Author + information
- Received March 17, 1986
- Revision received May 28, 1986
- Accepted June 18, 1986
- Published online December 1, 1986.
- Piero Anversa, MD*,§,
- Beth Hiler, BS†,
- Roberto Ricci, MD*,
- Giancarlo Guideri, PhD‡ and
- Giorgio Olivetti, MD*
- ↵§Address for reprints: Piero Anversa, MD, Department of Pathology, University of Parma, Via Gramsci 14, 43100 Parma, Italy.
To determine the effects of age on the myocardium, the functional and structural characteristics of the heart were studied in rats at 3, 10 to 12 and 19 to 21 months of age. Systemic arterial pressure, left ventricular pressure and its first derivative (dP/dt) and heart rate were comparable in the three animal groups. In the interval between 3 and 10 to 12 months, mean myocyte cell volume per nucleus increased 53 and 26% in the left and the right ventricle, respectively. The total number of myocyte nuclei remained constant in either ventricle. In the following period, between 10 to 12 and 19 to 21 months, a 39% further cellular hypertrophy on the left side of the heart was found in association with an 18% loss of cells in the ventricle. Cell loss was accompanied by discrete areas of interstitial and replacement fibrosis in the sub-endocardium. In contrast, no myocardial damage was observed in the right ventricle, and the measured 35% additional enlargement of myocytes occurred without a change in cell number. Thus, the aging left ventricle is composed of a smaller number of hypertrophied cells. Cellular hypertrophy may explain the unaltered cardiac function of the aged myocardium.
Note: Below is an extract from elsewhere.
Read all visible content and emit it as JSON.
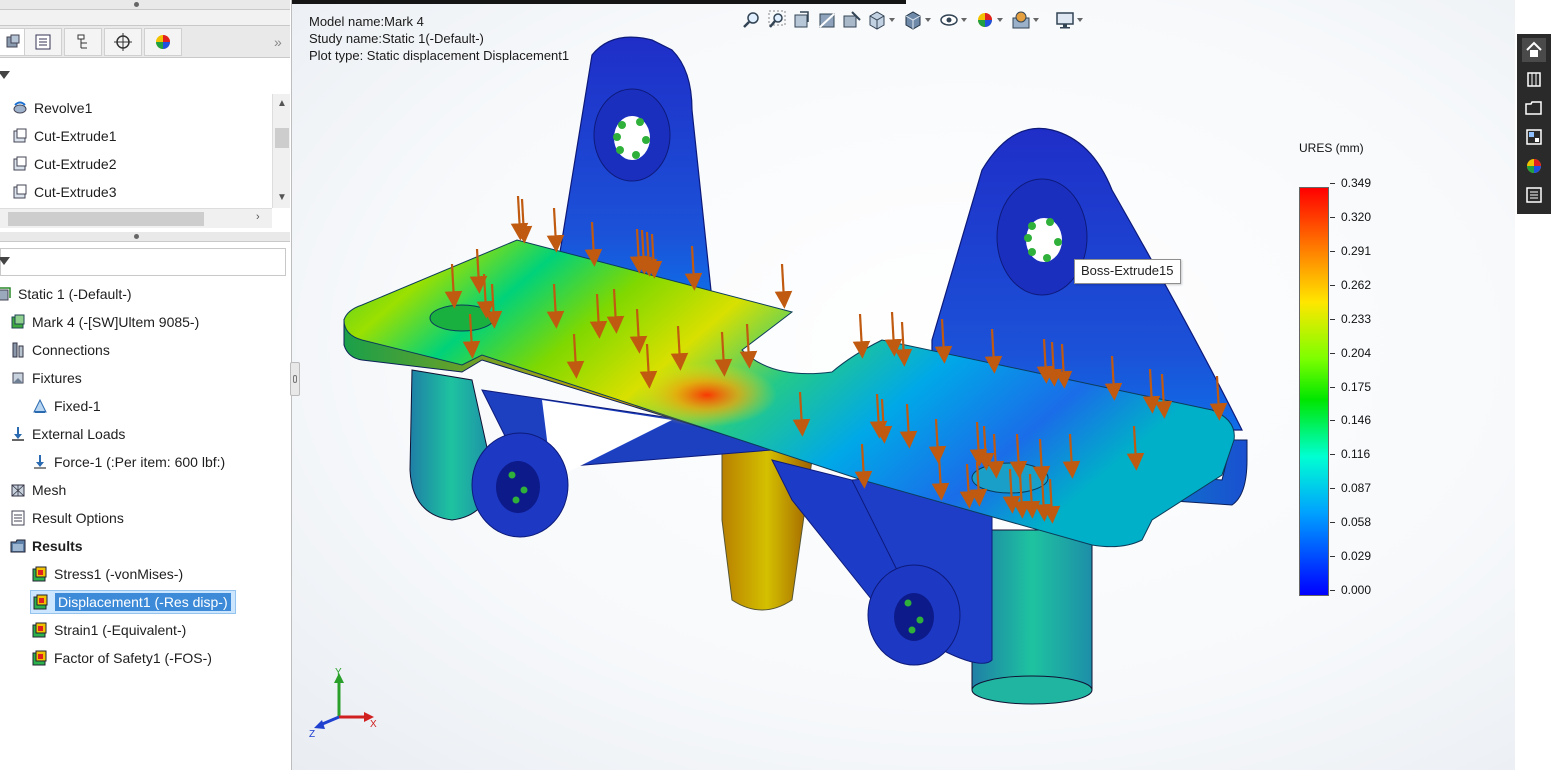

- Received March 17, 1986.
- Revision received May 28, 1986.
- Accepted June 18, 1986.
- American College of Cardiology Foundation